SS: Yes, I asked myself a lot of questions about why this was happening now and I thought really it is all about dignity – ‘karama’. People had been oppressed for so long by the regimes in the North Africa and the Middle East. To be honest, it is a very big responsibility, you can’t imagine how heavy it is to have that name – it’s not only about music. I decided to go with that name and it’s a bit of a mission for this band, spreading a bit of love in this world that’s full of hatred at the moment.
AD: And that is an important element of culture, spreading positivity and understanding. Did you pick your band members or did it all happen very naturally? Because they each are from a different part of the world – it’s a very international band. Was that intentional? I imagine that these international differences really influence your sound as a band?
SS: It does. I always considered myself to be international in spirit – although I’m Moroccan and I am proud of where I come from I don’t want to associate my music with any particular country. I want it to be borderless.

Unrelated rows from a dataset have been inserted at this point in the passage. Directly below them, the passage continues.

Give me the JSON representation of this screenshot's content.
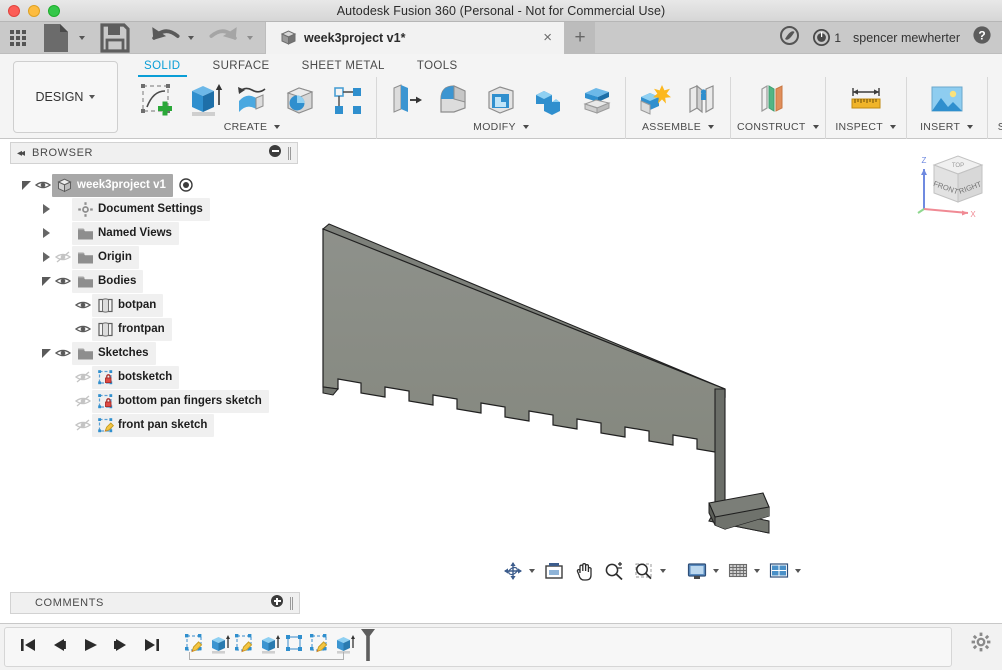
{
  "window": {
    "title": "Autodesk Fusion 360 (Personal - Not for Commercial Use)",
    "controls": {
      "close": "close",
      "minimize": "minimize",
      "maximize": "maximize"
    }
  },
  "quick_access": {
    "app_grid": "app-grid",
    "file": "File",
    "save": "Save",
    "undo": "Undo",
    "redo": "Redo",
    "tab": {
      "name": "week3project v1*",
      "close": "×"
    },
    "new_tab": "+",
    "extensions_icon": "extensions-icon",
    "job_status_icon": "job-status-icon",
    "job_count": "1",
    "username": "spencer mewherter",
    "help": "?"
  },
  "ribbon": {
    "design_menu": "DESIGN",
    "workspace_tabs": [
      {
        "label": "SOLID",
        "active": true
      },
      {
        "label": "SURFACE",
        "active": false
      },
      {
        "label": "SHEET METAL",
        "active": false
      },
      {
        "label": "TOOLS",
        "active": false
      }
    ],
    "panels": [
      {
        "label": "CREATE",
        "has_dropdown": true,
        "tools": [
          "create-sketch-icon",
          "extrude-icon",
          "revolve-icon",
          "sweep-icon",
          "pattern-icon"
        ]
      },
      {
        "label": "MODIFY",
        "has_dropdown": true,
        "tools": [
          "press-pull-icon",
          "fillet-icon",
          "shell-icon",
          "combine-icon",
          "split-face-icon"
        ]
      },
      {
        "label": "ASSEMBLE",
        "has_dropdown": true,
        "tools": [
          "new-component-icon",
          "joint-icon"
        ]
      },
      {
        "label": "CONSTRUCT",
        "has_dropdown": true,
        "tools": [
          "offset-plane-icon"
        ]
      },
      {
        "label": "INSPECT",
        "has_dropdown": true,
        "tools": [
          "measure-icon"
        ]
      },
      {
        "label": "INSERT",
        "has_dropdown": true,
        "tools": [
          "insert-image-icon"
        ]
      },
      {
        "label": "SELECT",
        "has_dropdown": true,
        "tools": [
          "select-icon"
        ]
      }
    ]
  },
  "browser": {
    "header": {
      "collapse": "◂◂",
      "title": "BROWSER",
      "minimize": "minimize-panel"
    },
    "tree": [
      {
        "label": "week3project v1",
        "indent": 0,
        "expander": "down",
        "visibility": "visible",
        "icon": "component-icon",
        "selected": true,
        "has_radio": true
      },
      {
        "label": "Document Settings",
        "indent": 1,
        "expander": "right",
        "visibility": "none",
        "icon": "gear-icon",
        "selected": false,
        "has_radio": false
      },
      {
        "label": "Named Views",
        "indent": 1,
        "expander": "right",
        "visibility": "none",
        "icon": "folder-icon",
        "selected": false,
        "has_radio": false
      },
      {
        "label": "Origin",
        "indent": 1,
        "expander": "right",
        "visibility": "hidden",
        "icon": "folder-icon",
        "selected": false,
        "has_radio": false
      },
      {
        "label": "Bodies",
        "indent": 1,
        "expander": "down",
        "visibility": "visible",
        "icon": "folder-icon",
        "selected": false,
        "has_radio": false
      },
      {
        "label": "botpan",
        "indent": 2,
        "expander": "none",
        "visibility": "visible",
        "icon": "body-icon",
        "selected": false,
        "has_radio": false
      },
      {
        "label": "frontpan",
        "indent": 2,
        "expander": "none",
        "visibility": "visible",
        "icon": "body-icon",
        "selected": false,
        "has_radio": false
      },
      {
        "label": "Sketches",
        "indent": 1,
        "expander": "down",
        "visibility": "visible",
        "icon": "folder-icon",
        "selected": false,
        "has_radio": false
      },
      {
        "label": "botsketch",
        "indent": 2,
        "expander": "none",
        "visibility": "hidden",
        "icon": "sketch-locked-icon",
        "selected": false,
        "has_radio": false
      },
      {
        "label": "bottom pan fingers sketch",
        "indent": 2,
        "expander": "none",
        "visibility": "hidden",
        "icon": "sketch-locked-icon",
        "selected": false,
        "has_radio": false
      },
      {
        "label": "front pan sketch",
        "indent": 2,
        "expander": "none",
        "visibility": "hidden",
        "icon": "sketch-icon",
        "selected": false,
        "has_radio": false
      }
    ]
  },
  "comments": {
    "title": "COMMENTS",
    "add": "add-comment"
  },
  "canvas": {
    "view_cube": {
      "front_label": "FRONT",
      "right_label": "RIGHT",
      "axis_x": "X",
      "axis_y": "Y",
      "axis_z": "Z"
    },
    "model": {
      "name": "front panel with finger joints and bottom pan",
      "body_color": "#8a8d87",
      "edge_color": "#2a2a2a"
    },
    "view_toolbar": [
      {
        "name": "orbit-icon",
        "dropdown": true
      },
      {
        "name": "look-at-icon",
        "dropdown": false
      },
      {
        "name": "pan-icon",
        "dropdown": false
      },
      {
        "name": "zoom-icon",
        "dropdown": false
      },
      {
        "name": "zoom-window-icon",
        "dropdown": true
      },
      {
        "name": "display-settings-icon",
        "dropdown": true
      },
      {
        "name": "grid-snap-icon",
        "dropdown": true
      },
      {
        "name": "viewports-icon",
        "dropdown": true
      }
    ]
  },
  "timeline": {
    "nav": [
      "go-to-beginning",
      "step-back",
      "play",
      "step-forward",
      "go-to-end"
    ],
    "features": [
      "sketch-icon",
      "extrude-icon",
      "sketch-icon",
      "extrude-icon",
      "construction-icon",
      "sketch-icon",
      "extrude-icon"
    ],
    "marker": "timeline-playhead",
    "settings": "settings-gear"
  },
  "colors": {
    "accent_blue": "#0a9ed6",
    "tool_blue": "#2196d6",
    "titlebar": "#e0e0e0",
    "ribbon_bg": "#f4f4f4",
    "model_gray": "#8a8d87"
  }
}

With the band members, they kept changing because of the nature of our work in London and people being very busy with different projects. At this stage now we have bonded and we have been together for four years. We have all invested a lot of time and energy in the band and now we are like family. I’m also really happy that we’ve recently taken on two new members so we are now a seven-piece. We have a violin and trumpet. We had our first gig last week at Stroud Sacred Music Festival and it was a great sound. We also had a session on the BBC Radio 3 programme ‘In Tune’.

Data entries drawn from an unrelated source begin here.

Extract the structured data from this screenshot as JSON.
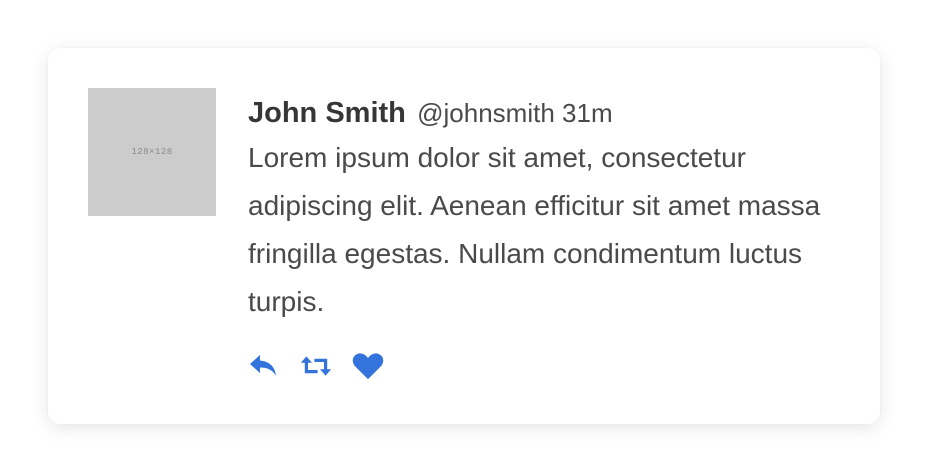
{
  "card": {
    "avatar": {
      "placeholder_text": "128×128"
    },
    "header": {
      "name": "John Smith",
      "handle": "@johnsmith",
      "time": "31m"
    },
    "body": "Lorem ipsum dolor sit amet, consectetur adipiscing elit. Aenean efficitur sit amet massa fringilla egestas. Nullam condimentum luctus turpis.",
    "actions": [
      {
        "icon": "reply-icon"
      },
      {
        "icon": "retweet-icon"
      },
      {
        "icon": "heart-icon"
      }
    ],
    "colors": {
      "accent": "#3273dc",
      "avatar_bg": "#cccccc",
      "text": "#4a4a4a",
      "name": "#363636"
    }
  }
}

AD: You also have a second album coming up soon – have you started recording yet? Do you already have ideas for songs?
SS: We have all the compositions ready but we haven’t started recording yet – we are actually crowdfunding at the moment to raise the money to record the album. I moved from London to Bristol two years ago and that has really helped me to write the new material. I have had more time and space to write. The album is going to be called ‘Visa’. I have personally experienced the difficulties of obtaining a visa and so have millions of other people, so I dedicate it to them and all ‘third-world’ citizens. Sometimes I have this feeling of inferiority because of it; there is a line that divides the North and the South.
AD: I think people in the West often don’t realise what a privilege it is to be able to travel so freely and how difficult it is for others. Does the music reflect that feeling of travel, borders and nations?

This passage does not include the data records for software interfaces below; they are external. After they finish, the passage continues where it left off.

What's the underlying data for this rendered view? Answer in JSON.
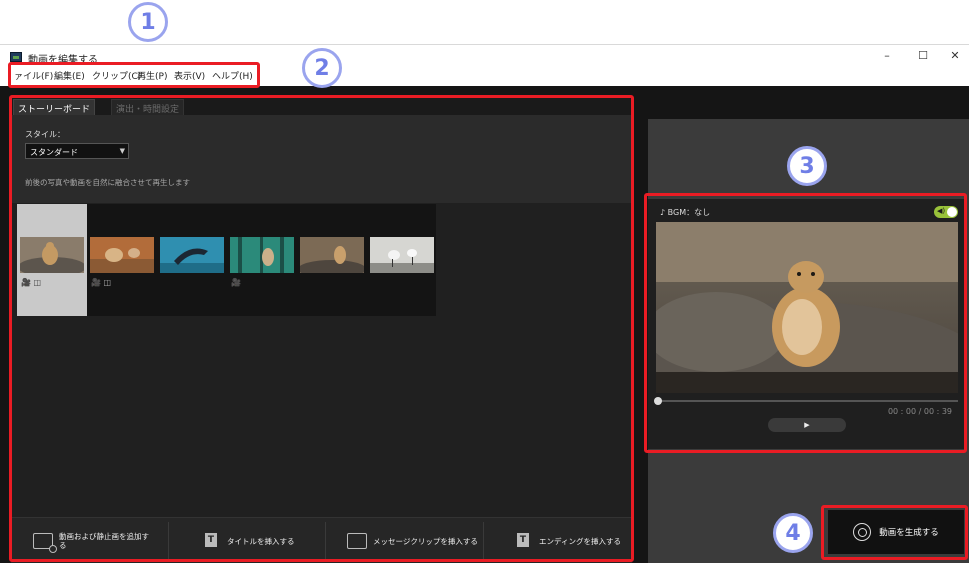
{
  "window": {
    "title": "動画を編集する",
    "minimize": "–",
    "maximize": "☐",
    "close": "✕"
  },
  "menu": [
    "ァイル(F)",
    "編集(E)",
    "クリップ(C)",
    "再生(P)",
    "表示(V)",
    "ヘルプ(H)"
  ],
  "tabs": {
    "storyboard": "ストーリーボード",
    "effects": "演出・時間設定"
  },
  "style": {
    "label": "スタイル：",
    "value": "スタンダード",
    "description": "前後の写真や動画を自然に融合させて再生します"
  },
  "clips": [
    {
      "icons": "🎥 ◫",
      "selected": true
    },
    {
      "icons": "🎥 ◫",
      "selected": false
    },
    {
      "icons": "",
      "selected": false
    },
    {
      "icons": "🎥",
      "selected": false
    },
    {
      "icons": "",
      "selected": false
    },
    {
      "icons": "",
      "selected": false
    }
  ],
  "actions": {
    "add_media": "動画および静止画を追加す\nる",
    "insert_title": "タイトルを挿入する",
    "insert_message": "メッセージクリップを挿入する",
    "insert_ending": "エンディングを挿入する"
  },
  "preview": {
    "bgm": "♪ BGM：なし",
    "time": "00 : 00 / 00 : 39",
    "play": "▶",
    "bgm_enabled": true,
    "position_fraction": 0
  },
  "generate": {
    "label": "動画を生成する"
  },
  "callouts": [
    "1",
    "2",
    "3",
    "4"
  ],
  "colors": {
    "highlight": "#ea1c24",
    "callout": "#9aa4ee",
    "toggle": "#99c23a"
  }
}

SS: I’m not sure, I don’t really sit and analyse my own music that much and I’m not the type of person who writes musical phrases for their own sake or because they are coherent with one another, it has to come naturally. It took me two years to write it. There is an important song on this album called ‘Araby’. This song was the one that gave me the most trouble – it was very hard to write, it took the longest time and it emotionally drained me to find the phrases. It’s about the Arab world today and how it’s in a terrible state. In the song I compare the Arab world now to how it was hundreds of years ago when it was actually bringing knowledge from the East to West. Loosely translated, the lyrics are:
Oh Arab, why did your worthiness fall/ What was the cause of what happened?/ Was your mind drugged or was it your imagination?/ Or were they both lost in a current?/ Amongst you there were a thousand scholars/ Poetry and visionary minds/ Pioneers in geometry, algebra and physics/ You went into a dark deepness/ Only God knows how your history evaporated like water.
AD: Your band has a very special and eclectic sound but it is clear that Middle Eastern issues and sounds are its roots.
SS: Yes, it’s true. I guess most of the music we hear now in the Arab world is very commercial and I feel like one of the best things we can do to revive Arab culture is to return to basics and build from that. That’s what I try to do with my compositions, following in the footsteps of the old master composers from the Arab world and presenting it with a new, contemporary twist.
Book tickets for Karama’s performance at ALEF here.
Originally posted on the Shubbak Festival 2015 blog.